Finally, in hindsight I realize that this agent was not the best fit for me—or my book. Obviously, if he isn’t excited about my work, he’s not going to do a great job selling it. Beyond the obvious, though, I have a feeling he wasn’t the agent for me.
While we were in California, I revised my manuscript, heavily editing it and making it much stronger. I got feedback on that version and subsequently revised it again. I have just finished my umpteenth round of revisions. At this point, because I’m planning to use a professional editor and she won’t be able to look at it until January, I probably won’t start searching for an agent in earnest again until February. Plans change, though, so you never know.
I know what you’re all thinking . . . what is this book of which she speaks?
Some of you have heard bits and pieces here and there. If you follow me on Instagram you might have noticed I posted about the book a little bit in October with the hash tag #wipjoy. For a while last year, I went kind of silent because I hate to really hype up a book that you likely won’t be able to read for another two years at least!
So, if you don’t like waiting, stop reading now.
That’s right. Click away.
If you’re still here, I’d like to share that since I don’t have an agent or a contract with a publisher (yet), I have the freedom to do as I wish. So I’m going to tell you about my new book!
This is your last chance to exercise self-restraint if you’d rather wait until I have a publication date.
Without further ado, here is the description of Come Along Home!!!
“Sold away from her family, will she ever see them again?”
Rhoda has a pretty good life—for a slave. She lives in a nice house in Baltimore, doing indoor jobs like cooking, cleaning, and waiting on sweet Miss Harriet, the youngest child of the Claremont family. She loves the other slaves in the house, and she’s even allowed to visit with friends on occasion, provided she makes it back in time to help with the evening meal. Things are much better here than they were back on the plantation in Virginia. Still, Rhoda isn’t content. No matter how hard she tries, she can’t wipe away the memory of being dragged away from her family when she was only eight years old. Of her mama whispering, “You get away just as soon as you can, and we gonna find each other in Pennsylvania.”
In Baltimore, Rhoda has befriended Ben and Dolly Jackson, free Negroes whose parents are secretly working to help slaves escape to freedom. Their connections, along with help from an unexpected ally, lead Rhoda to discover the whereabouts of her family. The road she must follow to find them is a dangerous one. Will she be brave enough to leave the safety of the Claremont home and find her family again?
Friends, I have loved writing this book. I’ve known Rhoda for many years.
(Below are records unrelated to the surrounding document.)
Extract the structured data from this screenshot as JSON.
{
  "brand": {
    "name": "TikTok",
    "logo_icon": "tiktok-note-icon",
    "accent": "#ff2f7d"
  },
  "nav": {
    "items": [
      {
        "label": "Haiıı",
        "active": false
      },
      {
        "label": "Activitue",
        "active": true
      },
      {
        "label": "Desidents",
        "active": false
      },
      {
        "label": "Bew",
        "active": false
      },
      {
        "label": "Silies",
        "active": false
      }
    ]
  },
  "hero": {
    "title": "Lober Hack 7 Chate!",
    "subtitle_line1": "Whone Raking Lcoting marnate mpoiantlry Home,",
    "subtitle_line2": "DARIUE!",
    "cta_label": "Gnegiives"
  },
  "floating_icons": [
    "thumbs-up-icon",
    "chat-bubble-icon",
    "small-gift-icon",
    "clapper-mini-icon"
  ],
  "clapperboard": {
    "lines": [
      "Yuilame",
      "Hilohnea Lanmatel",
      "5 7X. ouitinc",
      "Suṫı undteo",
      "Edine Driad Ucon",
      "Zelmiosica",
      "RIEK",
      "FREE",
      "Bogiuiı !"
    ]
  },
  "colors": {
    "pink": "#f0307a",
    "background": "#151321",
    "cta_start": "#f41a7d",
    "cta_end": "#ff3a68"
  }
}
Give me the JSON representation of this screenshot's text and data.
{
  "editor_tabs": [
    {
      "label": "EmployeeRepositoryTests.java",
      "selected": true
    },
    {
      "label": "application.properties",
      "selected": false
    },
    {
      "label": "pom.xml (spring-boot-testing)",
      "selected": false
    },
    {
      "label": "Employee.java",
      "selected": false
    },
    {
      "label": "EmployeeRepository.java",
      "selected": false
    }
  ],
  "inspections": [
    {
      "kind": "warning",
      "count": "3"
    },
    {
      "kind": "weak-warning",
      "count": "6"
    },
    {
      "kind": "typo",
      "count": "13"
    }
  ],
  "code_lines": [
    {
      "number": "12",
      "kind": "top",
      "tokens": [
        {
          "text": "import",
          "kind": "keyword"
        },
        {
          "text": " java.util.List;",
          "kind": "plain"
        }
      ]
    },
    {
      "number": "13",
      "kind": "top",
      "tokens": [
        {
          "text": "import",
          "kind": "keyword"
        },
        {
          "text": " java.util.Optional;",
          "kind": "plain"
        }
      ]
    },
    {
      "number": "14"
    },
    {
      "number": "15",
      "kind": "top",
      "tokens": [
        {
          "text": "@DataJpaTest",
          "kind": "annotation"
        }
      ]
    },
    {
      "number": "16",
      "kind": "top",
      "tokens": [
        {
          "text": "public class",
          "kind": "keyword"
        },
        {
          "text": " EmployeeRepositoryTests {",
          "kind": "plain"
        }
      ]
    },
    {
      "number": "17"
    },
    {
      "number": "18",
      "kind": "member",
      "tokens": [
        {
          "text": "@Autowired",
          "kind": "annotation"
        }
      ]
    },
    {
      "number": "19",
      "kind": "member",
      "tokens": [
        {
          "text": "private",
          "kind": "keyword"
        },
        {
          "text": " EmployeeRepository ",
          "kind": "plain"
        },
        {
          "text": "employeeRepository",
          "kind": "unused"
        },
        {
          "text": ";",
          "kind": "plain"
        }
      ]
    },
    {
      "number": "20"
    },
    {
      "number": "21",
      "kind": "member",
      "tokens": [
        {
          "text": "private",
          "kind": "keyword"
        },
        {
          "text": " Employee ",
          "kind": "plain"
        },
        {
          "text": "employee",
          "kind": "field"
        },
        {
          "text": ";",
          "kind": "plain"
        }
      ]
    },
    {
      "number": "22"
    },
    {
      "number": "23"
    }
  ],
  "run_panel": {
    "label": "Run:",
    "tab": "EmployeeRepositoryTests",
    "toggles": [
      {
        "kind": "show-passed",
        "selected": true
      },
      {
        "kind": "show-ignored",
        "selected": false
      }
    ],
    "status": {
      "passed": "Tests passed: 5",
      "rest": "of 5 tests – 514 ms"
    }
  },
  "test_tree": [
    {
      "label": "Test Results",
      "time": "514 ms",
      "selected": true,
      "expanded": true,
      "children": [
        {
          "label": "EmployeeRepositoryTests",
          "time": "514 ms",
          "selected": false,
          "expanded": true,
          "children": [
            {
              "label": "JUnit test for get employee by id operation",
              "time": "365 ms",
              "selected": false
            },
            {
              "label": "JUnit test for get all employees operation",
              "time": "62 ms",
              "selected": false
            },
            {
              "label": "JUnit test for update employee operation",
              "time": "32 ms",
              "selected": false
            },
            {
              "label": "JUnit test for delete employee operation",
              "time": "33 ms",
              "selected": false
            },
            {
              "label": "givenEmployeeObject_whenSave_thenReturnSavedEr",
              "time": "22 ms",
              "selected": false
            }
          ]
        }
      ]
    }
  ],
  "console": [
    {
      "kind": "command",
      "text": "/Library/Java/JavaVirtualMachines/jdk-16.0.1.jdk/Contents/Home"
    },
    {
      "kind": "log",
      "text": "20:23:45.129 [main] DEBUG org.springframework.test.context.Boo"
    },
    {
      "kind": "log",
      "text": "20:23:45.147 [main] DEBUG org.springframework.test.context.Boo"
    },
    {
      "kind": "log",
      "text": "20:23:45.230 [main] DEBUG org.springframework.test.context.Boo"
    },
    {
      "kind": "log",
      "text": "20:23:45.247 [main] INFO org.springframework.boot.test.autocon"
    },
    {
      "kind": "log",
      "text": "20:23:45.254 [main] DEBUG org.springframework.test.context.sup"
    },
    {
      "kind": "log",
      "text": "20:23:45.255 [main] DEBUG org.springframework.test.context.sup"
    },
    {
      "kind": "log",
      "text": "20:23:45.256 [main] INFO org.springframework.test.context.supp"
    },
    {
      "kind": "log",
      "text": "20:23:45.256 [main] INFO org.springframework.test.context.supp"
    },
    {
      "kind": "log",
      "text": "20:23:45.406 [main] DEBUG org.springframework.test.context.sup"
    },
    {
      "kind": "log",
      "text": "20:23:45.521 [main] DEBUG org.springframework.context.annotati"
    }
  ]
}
She’s an adult in my debut novel, One Traveler, but I have really enjoyed uncovering some of the path she followed as a child. It’s not always pleasant, but I think you’re going to love her story as much as I do.
Let me know what you think in the comments. I can’t wait to hear from you!